This is documentation for Mathematica 3, which was
based on an earlier version of the Wolfram Language.

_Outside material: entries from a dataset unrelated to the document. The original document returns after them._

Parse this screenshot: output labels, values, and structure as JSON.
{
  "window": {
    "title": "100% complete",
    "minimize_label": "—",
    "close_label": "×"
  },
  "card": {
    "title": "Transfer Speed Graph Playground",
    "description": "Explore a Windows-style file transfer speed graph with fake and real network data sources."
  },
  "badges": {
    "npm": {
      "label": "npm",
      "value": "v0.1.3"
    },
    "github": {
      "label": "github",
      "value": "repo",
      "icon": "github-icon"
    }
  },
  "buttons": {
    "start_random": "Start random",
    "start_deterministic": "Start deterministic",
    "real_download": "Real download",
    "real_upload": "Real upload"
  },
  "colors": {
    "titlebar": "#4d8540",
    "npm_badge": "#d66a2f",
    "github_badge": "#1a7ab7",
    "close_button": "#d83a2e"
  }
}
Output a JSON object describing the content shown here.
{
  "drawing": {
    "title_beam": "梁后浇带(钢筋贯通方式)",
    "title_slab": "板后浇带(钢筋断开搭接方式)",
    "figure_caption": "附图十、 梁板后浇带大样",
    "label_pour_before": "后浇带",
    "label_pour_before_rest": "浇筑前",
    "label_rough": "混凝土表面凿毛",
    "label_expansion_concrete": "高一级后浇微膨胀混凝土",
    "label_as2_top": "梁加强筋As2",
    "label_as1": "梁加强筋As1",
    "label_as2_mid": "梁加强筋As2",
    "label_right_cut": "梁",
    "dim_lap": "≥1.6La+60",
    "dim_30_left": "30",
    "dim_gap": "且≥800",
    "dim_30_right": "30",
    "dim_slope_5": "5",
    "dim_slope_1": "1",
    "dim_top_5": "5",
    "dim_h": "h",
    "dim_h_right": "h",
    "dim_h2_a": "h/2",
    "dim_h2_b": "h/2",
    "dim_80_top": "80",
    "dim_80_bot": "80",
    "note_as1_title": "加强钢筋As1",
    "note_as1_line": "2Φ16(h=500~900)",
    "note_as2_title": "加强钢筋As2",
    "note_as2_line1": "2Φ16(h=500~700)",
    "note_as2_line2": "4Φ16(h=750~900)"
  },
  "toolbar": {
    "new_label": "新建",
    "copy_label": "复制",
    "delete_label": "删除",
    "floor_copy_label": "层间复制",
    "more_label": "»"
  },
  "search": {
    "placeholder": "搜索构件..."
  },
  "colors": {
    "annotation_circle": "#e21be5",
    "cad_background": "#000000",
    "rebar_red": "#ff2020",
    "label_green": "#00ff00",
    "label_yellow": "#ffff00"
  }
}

 3.7.9 Eigenvalues and Eigenvectors Eigenvalues and eigenvectors. The eigenvalues of a matrix are the values for which one can find non-zero vectors such that . The eigenvectors are the vectors . Finding the eigenvalues of an matrix in principle involves solving an degree polynomial equation. For , therefore, the results cannot in general be expressed purely in terms of explicit radicals. Root objects can nevertheless always be used, although except for fairly sparse or otherwise simple matrices the expressions obtained are often unmanageably complex. Even for a matrix as simple as this, the explicit form of the eigenvalues is quite complicated. In[1]:= Eigenvalues[ {{a, b}, {-b, 2a}} ] Out[1]= If you give a matrix of approximate real numbers, Mathematica will find the approximate numerical eigenvalues and eigenvectors. Here is a numerical matrix. In[2]:= m = {{2.3, 4.5}, {6.7, -1.2}} Out[2]= The matrix has two eigenvalues, in this case both real. In[3]:= Eigenvalues[ m ] Out[3]= Here are the two eigenvectors of m. In[4]:= Eigenvectors[ m ] Out[4]= Eigensystem computes the eigenvalues and eigenvectors at the same time. The assignment sets vals to the list of eigenvalues, and vecs to the list of eigenvectors. In[5]:= {vals, vecs} = Eigensystem[m] Out[5]= This verifies that the first eigenvalue and eigenvector satisfy the appropriate condition. In[6]:= m . vecs[[1]] == vals[[1]] vecs[[1]] Out[6]= This finds the eigenvalues of a random matrix. For non-symmetric matrices, the eigenvalues can have imaginary parts. In[7]:= Eigenvalues[ Table[Random[ ], {4}, {4}] ] Out[7]= The function Eigenvalues always gives you a list of eigenvalues for an matrix. The eigenvalues correspond to the roots of the characteristic polynomial for the matrix, and may not necessarily be distinct. Eigenvectors, on the other hand, gives a list of eigenvectors which are guaranteed to be independent. If the number of such eigenvectors is less than , then Eigenvectors appends zero vectors to the list it returns, so that the total length of the list is always . Here is a matrix. In[8]:= mz = {{0, 1, 0}, {0, 0, 1}, {0, 0, 0}} Out[8]= The matrix has three eigenvalues, all equal to zero. In[9]:= Eigenvalues[mz] Out[9]= There is, however, only one independent eigenvector for the matrix. Eigenvectors appends two zero vectors to give a total of three vectors in this case. In[10]:= Eigenvectors[mz] Out[10]=